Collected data
+-------+

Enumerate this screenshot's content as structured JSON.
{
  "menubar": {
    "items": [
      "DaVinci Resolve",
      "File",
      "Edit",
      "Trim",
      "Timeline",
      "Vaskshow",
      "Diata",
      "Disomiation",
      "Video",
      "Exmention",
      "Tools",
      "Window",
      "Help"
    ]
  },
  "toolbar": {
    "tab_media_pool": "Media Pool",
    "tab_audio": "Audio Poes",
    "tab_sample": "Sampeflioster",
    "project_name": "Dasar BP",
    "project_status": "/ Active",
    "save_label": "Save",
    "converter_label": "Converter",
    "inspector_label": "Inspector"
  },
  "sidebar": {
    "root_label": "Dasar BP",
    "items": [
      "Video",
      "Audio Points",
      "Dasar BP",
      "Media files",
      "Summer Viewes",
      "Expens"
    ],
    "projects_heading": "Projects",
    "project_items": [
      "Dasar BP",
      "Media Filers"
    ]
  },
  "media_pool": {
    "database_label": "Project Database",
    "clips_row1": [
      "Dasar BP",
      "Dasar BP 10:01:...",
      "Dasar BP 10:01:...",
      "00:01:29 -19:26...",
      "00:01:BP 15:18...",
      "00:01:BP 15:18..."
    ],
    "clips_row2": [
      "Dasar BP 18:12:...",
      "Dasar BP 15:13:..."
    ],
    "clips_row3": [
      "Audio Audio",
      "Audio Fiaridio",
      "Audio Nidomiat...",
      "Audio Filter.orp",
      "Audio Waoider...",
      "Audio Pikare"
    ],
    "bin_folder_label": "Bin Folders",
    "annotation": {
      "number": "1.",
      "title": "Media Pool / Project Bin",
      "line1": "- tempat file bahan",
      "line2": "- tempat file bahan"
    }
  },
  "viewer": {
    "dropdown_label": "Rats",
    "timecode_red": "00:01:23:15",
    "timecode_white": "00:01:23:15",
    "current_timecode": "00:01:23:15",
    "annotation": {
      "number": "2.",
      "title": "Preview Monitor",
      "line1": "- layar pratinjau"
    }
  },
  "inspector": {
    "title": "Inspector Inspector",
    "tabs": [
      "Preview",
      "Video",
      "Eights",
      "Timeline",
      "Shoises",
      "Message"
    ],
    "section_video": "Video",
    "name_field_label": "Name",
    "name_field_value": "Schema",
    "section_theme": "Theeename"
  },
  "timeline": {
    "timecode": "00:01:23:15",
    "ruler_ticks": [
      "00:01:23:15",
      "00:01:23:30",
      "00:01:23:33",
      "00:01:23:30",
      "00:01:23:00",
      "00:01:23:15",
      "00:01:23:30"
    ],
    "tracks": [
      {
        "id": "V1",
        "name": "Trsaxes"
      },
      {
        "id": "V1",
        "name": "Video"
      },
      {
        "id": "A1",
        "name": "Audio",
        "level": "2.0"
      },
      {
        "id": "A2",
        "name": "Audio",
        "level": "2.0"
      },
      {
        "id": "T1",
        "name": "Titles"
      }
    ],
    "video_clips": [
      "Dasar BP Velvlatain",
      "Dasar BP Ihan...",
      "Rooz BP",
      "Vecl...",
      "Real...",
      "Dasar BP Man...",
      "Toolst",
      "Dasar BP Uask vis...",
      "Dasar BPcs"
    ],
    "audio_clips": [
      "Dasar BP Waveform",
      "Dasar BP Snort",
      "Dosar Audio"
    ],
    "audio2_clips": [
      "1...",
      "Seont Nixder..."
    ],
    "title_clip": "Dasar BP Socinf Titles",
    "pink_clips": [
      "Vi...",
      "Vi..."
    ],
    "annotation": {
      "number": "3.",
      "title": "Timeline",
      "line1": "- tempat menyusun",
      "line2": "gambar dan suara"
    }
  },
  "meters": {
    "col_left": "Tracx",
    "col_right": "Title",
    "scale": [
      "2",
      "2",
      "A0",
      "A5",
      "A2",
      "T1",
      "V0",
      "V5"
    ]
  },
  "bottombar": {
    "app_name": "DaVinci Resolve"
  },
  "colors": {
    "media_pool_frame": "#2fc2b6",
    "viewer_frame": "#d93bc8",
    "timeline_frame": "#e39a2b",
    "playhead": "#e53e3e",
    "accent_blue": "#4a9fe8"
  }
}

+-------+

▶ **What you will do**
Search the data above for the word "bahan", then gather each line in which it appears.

▶ **Response area**
      "line1": "- tempat file bahan",
      "line2": "- tempat file bahan"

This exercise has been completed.